Extracted records:
....................

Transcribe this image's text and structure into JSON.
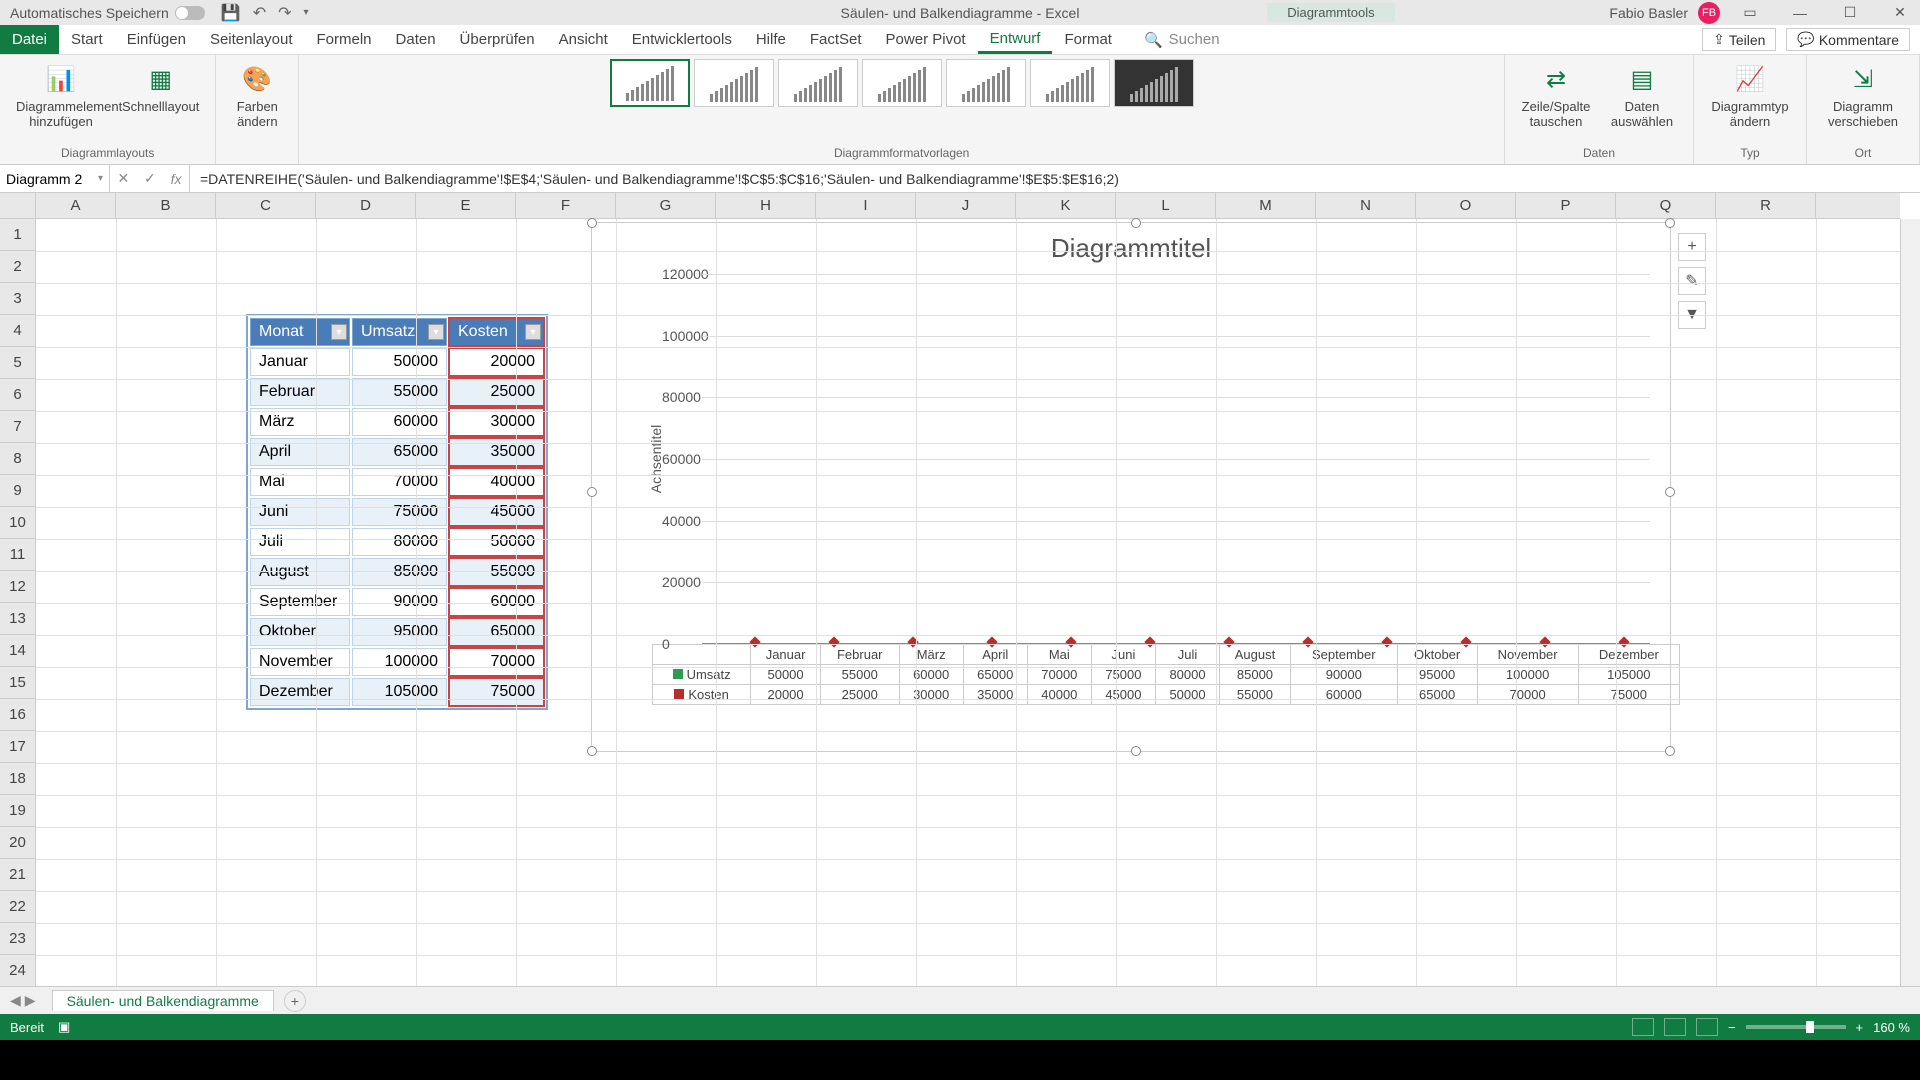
{
  "title_bar": {
    "autosave_label": "Automatisches Speichern",
    "doc_title": "Säulen- und Balkendiagramme - Excel",
    "tools_title": "Diagrammtools",
    "user_name": "Fabio Basler",
    "user_initials": "FB"
  },
  "ribbon_tabs": {
    "file": "Datei",
    "tabs": [
      "Start",
      "Einfügen",
      "Seitenlayout",
      "Formeln",
      "Daten",
      "Überprüfen",
      "Ansicht",
      "Entwicklertools",
      "Hilfe",
      "FactSet",
      "Power Pivot",
      "Entwurf",
      "Format"
    ],
    "active": "Entwurf",
    "search_placeholder": "Suchen",
    "share": "Teilen",
    "comments": "Kommentare"
  },
  "ribbon": {
    "group_layouts": "Diagrammlayouts",
    "btn_add_element": "Diagrammelement hinzufügen",
    "btn_quick_layout": "Schnelllayout",
    "btn_colors": "Farben ändern",
    "group_styles": "Diagrammformatvorlagen",
    "group_data": "Daten",
    "btn_switch": "Zeile/Spalte tauschen",
    "btn_select_data": "Daten auswählen",
    "group_type": "Typ",
    "btn_change_type": "Diagrammtyp ändern",
    "group_location": "Ort",
    "btn_move": "Diagramm verschieben"
  },
  "formula_bar": {
    "name_box": "Diagramm 2",
    "formula": "=DATENREIHE('Säulen- und Balkendiagramme'!$E$4;'Säulen- und Balkendiagramme'!$C$5:$C$16;'Säulen- und Balkendiagramme'!$E$5:$E$16;2)"
  },
  "columns": [
    "A",
    "B",
    "C",
    "D",
    "E",
    "F",
    "G",
    "H",
    "I",
    "J",
    "K",
    "L",
    "M",
    "N",
    "O",
    "P",
    "Q",
    "R"
  ],
  "table": {
    "headers": {
      "monat": "Monat",
      "umsatz": "Umsatz",
      "kosten": "Kosten"
    },
    "rows": [
      {
        "monat": "Januar",
        "umsatz": "50000",
        "kosten": "20000"
      },
      {
        "monat": "Februar",
        "umsatz": "55000",
        "kosten": "25000"
      },
      {
        "monat": "März",
        "umsatz": "60000",
        "kosten": "30000"
      },
      {
        "monat": "April",
        "umsatz": "65000",
        "kosten": "35000"
      },
      {
        "monat": "Mai",
        "umsatz": "70000",
        "kosten": "40000"
      },
      {
        "monat": "Juni",
        "umsatz": "75000",
        "kosten": "45000"
      },
      {
        "monat": "Juli",
        "umsatz": "80000",
        "kosten": "50000"
      },
      {
        "monat": "August",
        "umsatz": "85000",
        "kosten": "55000"
      },
      {
        "monat": "September",
        "umsatz": "90000",
        "kosten": "60000"
      },
      {
        "monat": "Oktober",
        "umsatz": "95000",
        "kosten": "65000"
      },
      {
        "monat": "November",
        "umsatz": "100000",
        "kosten": "70000"
      },
      {
        "monat": "Dezember",
        "umsatz": "105000",
        "kosten": "75000"
      }
    ]
  },
  "chart_data": {
    "type": "bar",
    "title": "Diagrammtitel",
    "ylabel": "Achsentitel",
    "ylim": [
      0,
      120000
    ],
    "yticks": [
      "0",
      "20000",
      "40000",
      "60000",
      "80000",
      "100000",
      "120000"
    ],
    "categories": [
      "Januar",
      "Februar",
      "März",
      "April",
      "Mai",
      "Juni",
      "Juli",
      "August",
      "September",
      "Oktober",
      "November",
      "Dezember"
    ],
    "series": [
      {
        "name": "Umsatz",
        "color": "#2e9b4f",
        "values": [
          50000,
          55000,
          60000,
          65000,
          70000,
          75000,
          80000,
          85000,
          90000,
          95000,
          100000,
          105000
        ]
      },
      {
        "name": "Kosten",
        "color": "#b82e2e",
        "values": [
          20000,
          25000,
          30000,
          35000,
          40000,
          45000,
          50000,
          55000,
          60000,
          65000,
          70000,
          75000
        ]
      }
    ]
  },
  "sheet_bar": {
    "tab_name": "Säulen- und Balkendiagramme"
  },
  "status_bar": {
    "ready": "Bereit",
    "zoom": "160 %"
  }
}
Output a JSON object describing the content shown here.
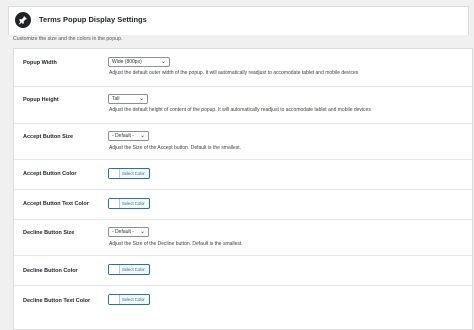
{
  "header": {
    "title": "Terms Popup Display Settings",
    "icon": "pin-icon"
  },
  "subtitle": "Customize the size and the colors in the popup.",
  "rows": [
    {
      "label": "Popup Width",
      "type": "select",
      "value": "Wide (800px)",
      "desc": "Adjust the default outer width of the popup. It will automatically readjust to accomodate tablet and mobile devices"
    },
    {
      "label": "Popup Height",
      "type": "select",
      "value": "Tall",
      "desc": "Adjust the default height of content of the popup. It will automatically readjust to accomodate tablet and mobile devices"
    },
    {
      "label": "Accept Button Size",
      "type": "select",
      "value": "- Default -",
      "desc": "Adjust the Size of the Accept button. Default is the smallest."
    },
    {
      "label": "Accept Button Color",
      "type": "color",
      "value": "Select Color"
    },
    {
      "label": "Accept Button Text Color",
      "type": "color",
      "value": "Select Color"
    },
    {
      "label": "Decline Button Size",
      "type": "select",
      "value": "- Default -",
      "desc": "Adjust the Size of the Decline button. Default is the smallest."
    },
    {
      "label": "Decline Button Color",
      "type": "color",
      "value": "Select Color"
    },
    {
      "label": "Decline Button Text Color",
      "type": "color",
      "value": "Select Color"
    }
  ]
}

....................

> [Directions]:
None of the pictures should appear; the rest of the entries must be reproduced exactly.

> [Task solution]:
Transcribe this image's text and structure into JSON.
{
  "title_bar": {
    "autosave_label": "Automatisches Speichern",
    "doc_title": "Säulen- und Balkendiagramme - Excel",
    "tools_title": "Diagrammtools",
    "user_name": "Fabio Basler",
    "user_initials": "FB"
  },
  "ribbon_tabs": {
    "file": "Datei",
    "tabs": [
      "Start",
      "Einfügen",
      "Seitenlayout",
      "Formeln",
      "Daten",
      "Überprüfen",
      "Ansicht",
      "Entwicklertools",
      "Hilfe",
      "FactSet",
      "Power Pivot",
      "Entwurf",
      "Format"
    ],
    "active": "Entwurf",
    "search_placeholder": "Suchen",
    "share": "Teilen",
    "comments": "Kommentare"
  },
  "ribbon": {
    "group_layouts": "Diagrammlayouts",
    "btn_add_element": "Diagrammelement hinzufügen",
    "btn_quick_layout": "Schnelllayout",
    "btn_colors": "Farben ändern",
    "group_styles": "Diagrammformatvorlagen",
    "group_data": "Daten",
    "btn_switch": "Zeile/Spalte tauschen",
    "btn_select_data": "Daten auswählen",
    "group_type": "Typ",
    "btn_change_type": "Diagrammtyp ändern",
    "group_location": "Ort",
    "btn_move": "Diagramm verschieben"
  },
  "formula_bar": {
    "name_box": "Diagramm 2",
    "formula": "=DATENREIHE('Säulen- und Balkendiagramme'!$E$4;'Säulen- und Balkendiagramme'!$C$5:$C$16;'Säulen- und Balkendiagramme'!$E$5:$E$16;2)"
  },
  "columns": [
    "A",
    "B",
    "C",
    "D",
    "E",
    "F",
    "G",
    "H",
    "I",
    "J",
    "K",
    "L",
    "M",
    "N",
    "O",
    "P",
    "Q",
    "R"
  ],
  "table": {
    "headers": {
      "monat": "Monat",
      "umsatz": "Umsatz",
      "kosten": "Kosten"
    },
    "rows": [
      {
        "monat": "Januar",
        "umsatz": "50000",
        "kosten": "20000"
      },
      {
        "monat": "Februar",
        "umsatz": "55000",
        "kosten": "25000"
      },
      {
        "monat": "März",
        "umsatz": "60000",
        "kosten": "30000"
      },
      {
        "monat": "April",
        "umsatz": "65000",
        "kosten": "35000"
      },
      {
        "monat": "Mai",
        "umsatz": "70000",
        "kosten": "40000"
      },
      {
        "monat": "Juni",
        "umsatz": "75000",
        "kosten": "45000"
      },
      {
        "monat": "Juli",
        "umsatz": "80000",
        "kosten": "50000"
      },
      {
        "monat": "August",
        "umsatz": "85000",
        "kosten": "55000"
      },
      {
        "monat": "September",
        "umsatz": "90000",
        "kosten": "60000"
      },
      {
        "monat": "Oktober",
        "umsatz": "95000",
        "kosten": "65000"
      },
      {
        "monat": "November",
        "umsatz": "100000",
        "kosten": "70000"
      },
      {
        "monat": "Dezember",
        "umsatz": "105000",
        "kosten": "75000"
      }
    ]
  },
  "chart_data": {
    "type": "bar",
    "title": "Diagrammtitel",
    "ylabel": "Achsentitel",
    "ylim": [
      0,
      120000
    ],
    "yticks": [
      "0",
      "20000",
      "40000",
      "60000",
      "80000",
      "100000",
      "120000"
    ],
    "categories": [
      "Januar",
      "Februar",
      "März",
      "April",
      "Mai",
      "Juni",
      "Juli",
      "August",
      "September",
      "Oktober",
      "November",
      "Dezember"
    ],
    "series": [
      {
        "name": "Umsatz",
        "color": "#2e9b4f",
        "values": [
          50000,
          55000,
          60000,
          65000,
          70000,
          75000,
          80000,
          85000,
          90000,
          95000,
          100000,
          105000
        ]
      },
      {
        "name": "Kosten",
        "color": "#b82e2e",
        "values": [
          20000,
          25000,
          30000,
          35000,
          40000,
          45000,
          50000,
          55000,
          60000,
          65000,
          70000,
          75000
        ]
      }
    ]
  },
  "sheet_bar": {
    "tab_name": "Säulen- und Balkendiagramme"
  },
  "status_bar": {
    "ready": "Bereit",
    "zoom": "160 %"
  }
}
Output a JSON object describing the content shown here.
{
  "header": {
    "title": "Terms Popup Display Settings",
    "icon": "pin-icon"
  },
  "subtitle": "Customize the size and the colors in the popup.",
  "rows": [
    {
      "label": "Popup Width",
      "type": "select",
      "value": "Wide (800px)",
      "desc": "Adjust the default outer width of the popup. It will automatically readjust to accomodate tablet and mobile devices"
    },
    {
      "label": "Popup Height",
      "type": "select",
      "value": "Tall",
      "desc": "Adjust the default height of content of the popup. It will automatically readjust to accomodate tablet and mobile devices"
    },
    {
      "label": "Accept Button Size",
      "type": "select",
      "value": "- Default -",
      "desc": "Adjust the Size of the Accept button. Default is the smallest."
    },
    {
      "label": "Accept Button Color",
      "type": "color",
      "value": "Select Color"
    },
    {
      "label": "Accept Button Text Color",
      "type": "color",
      "value": "Select Color"
    },
    {
      "label": "Decline Button Size",
      "type": "select",
      "value": "- Default -",
      "desc": "Adjust the Size of the Decline button. Default is the smallest."
    },
    {
      "label": "Decline Button Color",
      "type": "color",
      "value": "Select Color"
    },
    {
      "label": "Decline Button Text Color",
      "type": "color",
      "value": "Select Color"
    }
  ]
}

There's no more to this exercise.